|Makau on his way to the WR.|
While the runner must monitor his effort closely and be very attuned to sensation and impending or present pain in the early stages of the race, James helps us understand how attention to pain can be detrimental in the later stages of the race. If, as he writes, "the preperception is half the perception of the looked-for thing," then the runner has to be wary of projecting onto his experience more pain than is actually felt. As pain rises up in the latter part of the race, attending to the pain actually magnifies its quantity, adding to the "actual pain" the image of pain in the mind's eye. The psychology behind this is exactly the same as the psychology of "ripping off a band-aid;" we rip it off quickly before the mind has a chance to pay much attention to the site of pain. Pain that we haven't prepared the mind to perceive is, actually, less pain.
Thinking about the role of attention and preperception in pain allows us to understand more clearly the role that attention plays in toughness. Being mentally tough is less about confronting pain and more about controlling the attention. The toughest racers are those who allow their attention to be "consumed by the race," as a friend recently described it. Being tough, paradoxically, doesn't mean confronting the largest amount of pain. What it demands is literally not feeling the pain at all--keeping the attention absorbed in other things, like controlling the body, competing with rivals, maintaining the rhythms of the running motion. When we achieve a race like this, we usually call it a breakthrough. What has been "broken through" is an old preperception, an old habit of attending to an image of the self or of pain that was supposed to come but didn't.

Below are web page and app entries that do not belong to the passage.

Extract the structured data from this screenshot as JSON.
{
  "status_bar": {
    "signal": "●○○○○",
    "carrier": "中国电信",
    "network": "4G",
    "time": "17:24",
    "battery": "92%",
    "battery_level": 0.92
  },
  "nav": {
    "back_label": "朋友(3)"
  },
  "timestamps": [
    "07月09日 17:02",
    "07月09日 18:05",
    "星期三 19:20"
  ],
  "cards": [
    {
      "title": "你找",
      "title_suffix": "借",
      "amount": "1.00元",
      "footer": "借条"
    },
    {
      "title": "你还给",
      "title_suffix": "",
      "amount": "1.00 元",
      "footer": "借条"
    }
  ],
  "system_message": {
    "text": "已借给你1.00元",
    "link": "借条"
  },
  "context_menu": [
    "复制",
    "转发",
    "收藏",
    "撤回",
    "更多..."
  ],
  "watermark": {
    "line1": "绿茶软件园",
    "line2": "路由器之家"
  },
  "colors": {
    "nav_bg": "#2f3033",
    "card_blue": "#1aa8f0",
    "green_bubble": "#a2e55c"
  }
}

The attention is the greatest tool of the human mind because it allows us to select from the world the stimuli to which we would like to respond. Intelligence, it seems to me, is a matter of selection; more about tuning things out than opening the mind. The great geniuses of history created a world that made some sense through acts of attention--selecting a single problem so that progress could be made, setting up the world as intelligible when apprehended along very particular lines. Great thinkers help us frame our vision--by telling us what to see or how to see, they also tell us what not to see.
|Tunnel vision is at the core of human intelligence.|
Perhaps it is counter-intuitive, but it seems to me that mental toughness is more about imagination than brute willpower. The toughest thing in life is breaking out of old habits of attention. This breaking out requires the imaginative invention of a better self--and the willingness to trust that preperception once imagined.